[Page and application data records]
┄┄┄┄┄┄┄┄┄┄

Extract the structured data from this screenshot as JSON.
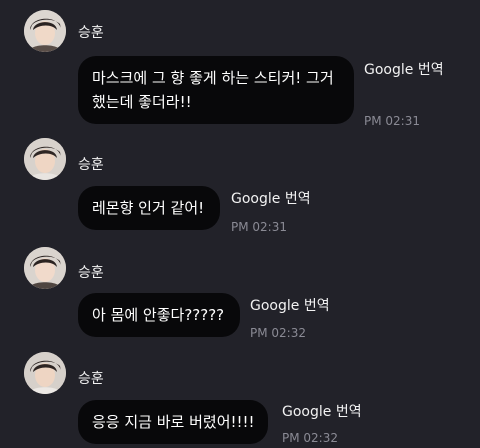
{
  "messages": [
    {
      "sender": "승훈",
      "text": "마스크에 그 향 좋게 하는 스티커! 그거 했는데 좋더라!!",
      "translate_label": "Google 번역",
      "time": "PM 02:31"
    },
    {
      "sender": "승훈",
      "text": "레몬향 인거 같어!",
      "translate_label": "Google 번역",
      "time": "PM 02:31"
    },
    {
      "sender": "승훈",
      "text": "아 몸에 안좋다?????",
      "translate_label": "Google 번역",
      "time": "PM 02:32"
    },
    {
      "sender": "승훈",
      "text": "응응 지금 바로 버렸어!!!!",
      "translate_label": "Google 번역",
      "time": "PM 02:32"
    }
  ],
  "colors": {
    "background": "#222229",
    "bubble": "#08080a",
    "timestamp": "#8a8a94"
  }
}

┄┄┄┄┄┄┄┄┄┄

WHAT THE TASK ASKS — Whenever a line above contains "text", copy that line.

ANSWER SECTION —
      "text": "마스크에 그 향 좋게 하는 스티커! 그거 했는데 좋더라!!",
      "text": "레몬향 인거 같어!",
      "text": "아 몸에 안좋다?????",
      "text": "응응 지금 바로 버렸어!!!!",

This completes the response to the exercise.